Website and app data records
·····
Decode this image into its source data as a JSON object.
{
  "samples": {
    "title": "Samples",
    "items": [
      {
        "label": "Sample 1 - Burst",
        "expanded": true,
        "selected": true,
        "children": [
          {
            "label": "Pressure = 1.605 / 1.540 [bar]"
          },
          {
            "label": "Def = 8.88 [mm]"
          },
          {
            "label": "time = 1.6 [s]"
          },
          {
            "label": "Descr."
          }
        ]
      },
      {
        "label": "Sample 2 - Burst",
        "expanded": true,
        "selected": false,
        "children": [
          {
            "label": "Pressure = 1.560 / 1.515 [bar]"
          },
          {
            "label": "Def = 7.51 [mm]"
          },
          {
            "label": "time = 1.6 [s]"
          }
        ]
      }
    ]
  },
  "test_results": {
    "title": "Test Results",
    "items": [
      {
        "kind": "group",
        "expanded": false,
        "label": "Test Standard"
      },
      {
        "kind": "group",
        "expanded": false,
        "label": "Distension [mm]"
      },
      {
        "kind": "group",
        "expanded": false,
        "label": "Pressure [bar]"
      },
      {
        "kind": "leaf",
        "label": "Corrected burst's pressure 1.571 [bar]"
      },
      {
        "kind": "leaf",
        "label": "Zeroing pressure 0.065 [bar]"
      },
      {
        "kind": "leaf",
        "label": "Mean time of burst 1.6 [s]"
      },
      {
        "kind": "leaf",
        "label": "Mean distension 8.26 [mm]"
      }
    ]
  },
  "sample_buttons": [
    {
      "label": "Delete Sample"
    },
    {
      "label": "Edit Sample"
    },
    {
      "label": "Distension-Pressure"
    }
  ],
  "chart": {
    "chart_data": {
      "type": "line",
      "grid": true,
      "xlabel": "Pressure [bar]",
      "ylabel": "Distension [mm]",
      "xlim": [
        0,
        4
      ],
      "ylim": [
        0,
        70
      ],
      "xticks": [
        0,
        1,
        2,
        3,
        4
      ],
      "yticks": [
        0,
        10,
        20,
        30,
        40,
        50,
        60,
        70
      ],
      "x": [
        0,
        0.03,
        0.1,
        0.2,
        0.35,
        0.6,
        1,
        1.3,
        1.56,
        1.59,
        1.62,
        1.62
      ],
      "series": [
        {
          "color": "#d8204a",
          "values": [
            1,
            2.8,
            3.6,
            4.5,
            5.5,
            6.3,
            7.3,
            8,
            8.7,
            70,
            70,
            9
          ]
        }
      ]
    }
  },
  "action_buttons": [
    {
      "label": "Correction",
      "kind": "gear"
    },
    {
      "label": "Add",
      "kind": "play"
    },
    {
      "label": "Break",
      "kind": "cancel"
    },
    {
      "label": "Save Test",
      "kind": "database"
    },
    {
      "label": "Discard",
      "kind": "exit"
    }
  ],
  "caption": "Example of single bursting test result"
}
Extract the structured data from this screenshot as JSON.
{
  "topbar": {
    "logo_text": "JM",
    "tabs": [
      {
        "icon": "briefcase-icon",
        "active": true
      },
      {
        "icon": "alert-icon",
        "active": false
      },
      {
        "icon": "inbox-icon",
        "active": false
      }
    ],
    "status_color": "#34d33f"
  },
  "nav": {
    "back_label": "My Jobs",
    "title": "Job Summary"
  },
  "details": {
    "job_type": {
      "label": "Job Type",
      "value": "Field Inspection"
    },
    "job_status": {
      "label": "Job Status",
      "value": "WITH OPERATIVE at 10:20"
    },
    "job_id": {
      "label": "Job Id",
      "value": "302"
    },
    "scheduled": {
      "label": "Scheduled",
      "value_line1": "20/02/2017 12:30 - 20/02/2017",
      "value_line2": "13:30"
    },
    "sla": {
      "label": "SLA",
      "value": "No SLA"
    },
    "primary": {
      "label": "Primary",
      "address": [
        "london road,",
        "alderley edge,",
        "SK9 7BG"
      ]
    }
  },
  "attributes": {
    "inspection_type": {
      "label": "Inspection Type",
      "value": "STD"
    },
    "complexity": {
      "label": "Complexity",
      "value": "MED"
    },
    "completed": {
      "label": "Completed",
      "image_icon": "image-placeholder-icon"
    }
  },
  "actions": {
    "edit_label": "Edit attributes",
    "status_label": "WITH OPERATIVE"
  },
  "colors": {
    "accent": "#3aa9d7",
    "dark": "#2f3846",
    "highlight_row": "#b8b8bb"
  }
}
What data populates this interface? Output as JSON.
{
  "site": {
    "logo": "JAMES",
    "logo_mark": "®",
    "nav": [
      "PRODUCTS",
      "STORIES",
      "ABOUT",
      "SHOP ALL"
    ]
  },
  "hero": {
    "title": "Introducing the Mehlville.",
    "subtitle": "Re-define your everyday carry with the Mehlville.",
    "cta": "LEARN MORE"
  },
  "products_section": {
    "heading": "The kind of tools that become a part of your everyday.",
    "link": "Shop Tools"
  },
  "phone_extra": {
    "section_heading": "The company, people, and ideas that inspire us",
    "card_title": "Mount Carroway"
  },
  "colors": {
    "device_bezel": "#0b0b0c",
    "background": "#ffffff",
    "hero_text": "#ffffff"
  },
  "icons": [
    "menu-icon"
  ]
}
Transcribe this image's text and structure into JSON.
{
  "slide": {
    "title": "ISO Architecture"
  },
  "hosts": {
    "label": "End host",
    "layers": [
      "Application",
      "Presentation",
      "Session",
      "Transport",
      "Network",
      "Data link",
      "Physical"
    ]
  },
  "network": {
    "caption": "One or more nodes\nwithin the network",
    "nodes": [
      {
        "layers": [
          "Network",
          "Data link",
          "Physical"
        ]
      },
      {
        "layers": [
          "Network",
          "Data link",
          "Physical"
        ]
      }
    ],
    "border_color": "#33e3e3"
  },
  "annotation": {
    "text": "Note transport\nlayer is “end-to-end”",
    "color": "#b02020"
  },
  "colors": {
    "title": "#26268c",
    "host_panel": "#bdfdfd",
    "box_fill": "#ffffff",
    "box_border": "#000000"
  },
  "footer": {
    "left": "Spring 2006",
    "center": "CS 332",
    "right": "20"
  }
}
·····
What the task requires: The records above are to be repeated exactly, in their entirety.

Output below:
Decode this image into its source data as a JSON object.
{
  "samples": {
    "title": "Samples",
    "items": [
      {
        "label": "Sample 1 - Burst",
        "expanded": true,
        "selected": true,
        "children": [
          {
            "label": "Pressure = 1.605 / 1.540 [bar]"
          },
          {
            "label": "Def = 8.88 [mm]"
          },
          {
            "label": "time = 1.6 [s]"
          },
          {
            "label": "Descr."
          }
        ]
      },
      {
        "label": "Sample 2 - Burst",
        "expanded": true,
        "selected": false,
        "children": [
          {
            "label": "Pressure = 1.560 / 1.515 [bar]"
          },
          {
            "label": "Def = 7.51 [mm]"
          },
          {
            "label": "time = 1.6 [s]"
          }
        ]
      }
    ]
  },
  "test_results": {
    "title": "Test Results",
    "items": [
      {
        "kind": "group",
        "expanded": false,
        "label": "Test Standard"
      },
      {
        "kind": "group",
        "expanded": false,
        "label": "Distension [mm]"
      },
      {
        "kind": "group",
        "expanded": false,
        "label": "Pressure [bar]"
      },
      {
        "kind": "leaf",
        "label": "Corrected burst's pressure 1.571 [bar]"
      },
      {
        "kind": "leaf",
        "label": "Zeroing pressure 0.065 [bar]"
      },
      {
        "kind": "leaf",
        "label": "Mean time of burst 1.6 [s]"
      },
      {
        "kind": "leaf",
        "label": "Mean distension 8.26 [mm]"
      }
    ]
  },
  "sample_buttons": [
    {
      "label": "Delete Sample"
    },
    {
      "label": "Edit Sample"
    },
    {
      "label": "Distension-Pressure"
    }
  ],
  "chart": {
    "chart_data": {
      "type": "line",
      "grid": true,
      "xlabel": "Pressure [bar]",
      "ylabel": "Distension [mm]",
      "xlim": [
        0,
        4
      ],
      "ylim": [
        0,
        70
      ],
      "xticks": [
        0,
        1,
        2,
        3,
        4
      ],
      "yticks": [
        0,
        10,
        20,
        30,
        40,
        50,
        60,
        70
      ],
      "x": [
        0,
        0.03,
        0.1,
        0.2,
        0.35,
        0.6,
        1,
        1.3,
        1.56,
        1.59,
        1.62,
        1.62
      ],
      "series": [
        {
          "color": "#d8204a",
          "values": [
            1,
            2.8,
            3.6,
            4.5,
            5.5,
            6.3,
            7.3,
            8,
            8.7,
            70,
            70,
            9
          ]
        }
      ]
    }
  },
  "action_buttons": [
    {
      "label": "Correction",
      "kind": "gear"
    },
    {
      "label": "Add",
      "kind": "play"
    },
    {
      "label": "Break",
      "kind": "cancel"
    },
    {
      "label": "Save Test",
      "kind": "database"
    },
    {
      "label": "Discard",
      "kind": "exit"
    }
  ],
  "caption": "Example of single bursting test result"
}
Extract the structured data from this screenshot as JSON.
{
  "topbar": {
    "logo_text": "JM",
    "tabs": [
      {
        "icon": "briefcase-icon",
        "active": true
      },
      {
        "icon": "alert-icon",
        "active": false
      },
      {
        "icon": "inbox-icon",
        "active": false
      }
    ],
    "status_color": "#34d33f"
  },
  "nav": {
    "back_label": "My Jobs",
    "title": "Job Summary"
  },
  "details": {
    "job_type": {
      "label": "Job Type",
      "value": "Field Inspection"
    },
    "job_status": {
      "label": "Job Status",
      "value": "WITH OPERATIVE at 10:20"
    },
    "job_id": {
      "label": "Job Id",
      "value": "302"
    },
    "scheduled": {
      "label": "Scheduled",
      "value_line1": "20/02/2017 12:30 - 20/02/2017",
      "value_line2": "13:30"
    },
    "sla": {
      "label": "SLA",
      "value": "No SLA"
    },
    "primary": {
      "label": "Primary",
      "address": [
        "london road,",
        "alderley edge,",
        "SK9 7BG"
      ]
    }
  },
  "attributes": {
    "inspection_type": {
      "label": "Inspection Type",
      "value": "STD"
    },
    "complexity": {
      "label": "Complexity",
      "value": "MED"
    },
    "completed": {
      "label": "Completed",
      "image_icon": "image-placeholder-icon"
    }
  },
  "actions": {
    "edit_label": "Edit attributes",
    "status_label": "WITH OPERATIVE"
  },
  "colors": {
    "accent": "#3aa9d7",
    "dark": "#2f3846",
    "highlight_row": "#b8b8bb"
  }
}
What data populates this interface? Output as JSON.
{
  "site": {
    "logo": "JAMES",
    "logo_mark": "®",
    "nav": [
      "PRODUCTS",
      "STORIES",
      "ABOUT",
      "SHOP ALL"
    ]
  },
  "hero": {
    "title": "Introducing the Mehlville.",
    "subtitle": "Re-define your everyday carry with the Mehlville.",
    "cta": "LEARN MORE"
  },
  "products_section": {
    "heading": "The kind of tools that become a part of your everyday.",
    "link": "Shop Tools"
  },
  "phone_extra": {
    "section_heading": "The company, people, and ideas that inspire us",
    "card_title": "Mount Carroway"
  },
  "colors": {
    "device_bezel": "#0b0b0c",
    "background": "#ffffff",
    "hero_text": "#ffffff"
  },
  "icons": [
    "menu-icon"
  ]
}
Transcribe this image's text and structure into JSON.
{
  "slide": {
    "title": "ISO Architecture"
  },
  "hosts": {
    "label": "End host",
    "layers": [
      "Application",
      "Presentation",
      "Session",
      "Transport",
      "Network",
      "Data link",
      "Physical"
    ]
  },
  "network": {
    "caption": "One or more nodes\nwithin the network",
    "nodes": [
      {
        "layers": [
          "Network",
          "Data link",
          "Physical"
        ]
      },
      {
        "layers": [
          "Network",
          "Data link",
          "Physical"
        ]
      }
    ],
    "border_color": "#33e3e3"
  },
  "annotation": {
    "text": "Note transport\nlayer is “end-to-end”",
    "color": "#b02020"
  },
  "colors": {
    "title": "#26268c",
    "host_panel": "#bdfdfd",
    "box_fill": "#ffffff",
    "box_border": "#000000"
  },
  "footer": {
    "left": "Spring 2006",
    "center": "CS 332",
    "right": "20"
  }
}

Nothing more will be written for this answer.